I don’t pretend to have any answers, but I think we gain an enemy, and we position that enemy within master narratives with which we are comfortable. Maybe this is the celebrity-industrial complex’s fault, but given how prominent a human trait it is to pit good against evil I have a hard time seeing this as anything other than we perhaps imagining ourselves to be more complex and modern than we really are. I think this is a similar reason we are revanching the Russia-as-nemesis narrative: the United States (no matter who you are within it, no matter your perspective on left, right, or center it would seem) needs an enemy. As I wrote in a tweet a few weeks back (I know, I know): “without an enemy against which to assert empire, what are we” as a nation? I wrote that tweet in response to a wave of media sentiment against Russia’s cultural achievements: they made nothing but petty cronyism, so the claims went, whereas here in America we made Great Things. (Which, you don’t even really need to go back to the nineteenth century to get great Russian art: hell, you don’t even need to go back to the twentieth century, but I stand down here.) It seems useful in this moment as well. I would not for a moment claim that these critics desire Trump. I would simply ask what such claims mask: what desires live beneath. Desires for stability and coherence, certainly—it would make more sense if our rulers were in fact all-powerful sociopaths against whom we could organize coherently. Tressie McMillan Cottom’s tweet usefully exposes a desire for white male supremacy: Trump’s whiteness and maleness means that he must have some intelligent master plan.
I ask us to identify and name these desires so that we might more effectively name what we are really up against. This will be long and arduous work and I do not pretend to be really up to it. But I thought it might be worth starting to call some things what they seem to be now.
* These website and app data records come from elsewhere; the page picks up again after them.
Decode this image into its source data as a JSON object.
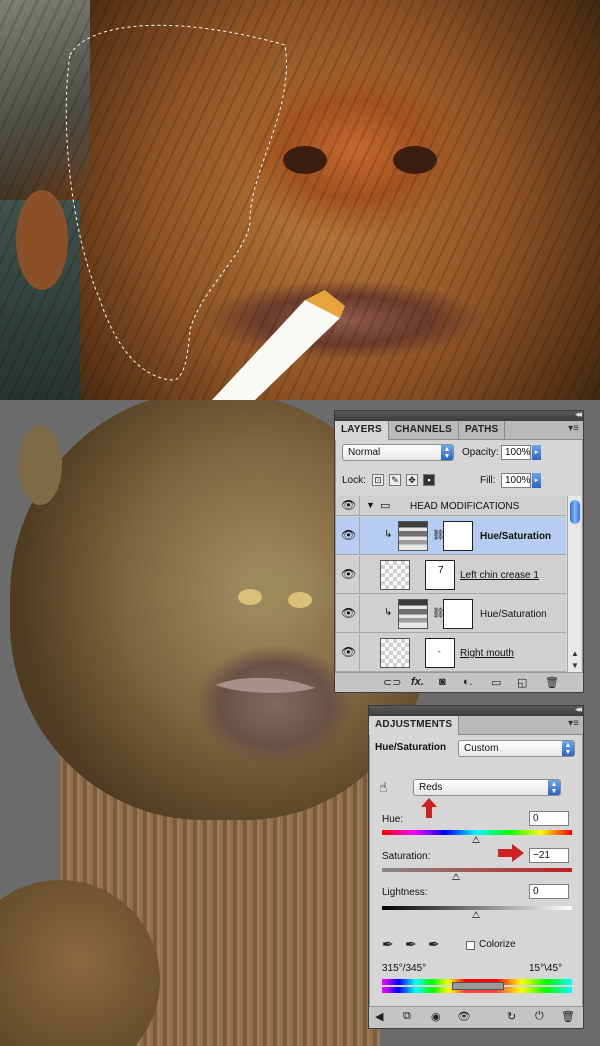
{
  "layers_panel": {
    "tabs": [
      "LAYERS",
      "CHANNELS",
      "PATHS"
    ],
    "active_tab": "LAYERS",
    "blend_mode": "Normal",
    "opacity_label": "Opacity:",
    "opacity_value": "100%",
    "lock_label": "Lock:",
    "fill_label": "Fill:",
    "fill_value": "100%",
    "layers": [
      {
        "name": "HEAD MODIFICATIONS",
        "kind": "group"
      },
      {
        "name": "Hue/Saturation",
        "kind": "adjustment",
        "selected": true
      },
      {
        "name": "Left chin crease 1",
        "kind": "pixel"
      },
      {
        "name": "Hue/Saturation",
        "kind": "adjustment",
        "selected": false
      },
      {
        "name": "Right mouth",
        "kind": "pixel"
      }
    ],
    "bottom_icons": [
      "link-layers-icon",
      "fx-icon",
      "add-mask-icon",
      "adjustment-layer-icon",
      "new-group-icon",
      "new-layer-icon",
      "trash-icon"
    ],
    "fx_label": "fx."
  },
  "adjustments_panel": {
    "tab": "ADJUSTMENTS",
    "adjustment_name": "Hue/Saturation",
    "preset": "Custom",
    "channel": "Reds",
    "hue_label": "Hue:",
    "hue_value": "0",
    "saturation_label": "Saturation:",
    "saturation_value": "−21",
    "lightness_label": "Lightness:",
    "lightness_value": "0",
    "colorize_label": "Colorize",
    "colorize_checked": false,
    "range_left": "315°/345°",
    "range_right": "15°\\45°",
    "highlight_color": "#cc2222",
    "bottom_icons": [
      "back-arrow-icon",
      "clip-icon",
      "view-previous-icon",
      "visibility-icon",
      "reset-icon",
      "power-icon",
      "trash-icon"
    ]
  },
  "colors": {
    "selected_row": "#b6ccf0",
    "scroll_thumb": "#2f6ed6",
    "annotation_arrow": "#cc2222"
  }
}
Meryl Streep’s last truly transcendent performance was in The Devil Wears Prada, this is a fact, don’t @ me. ↩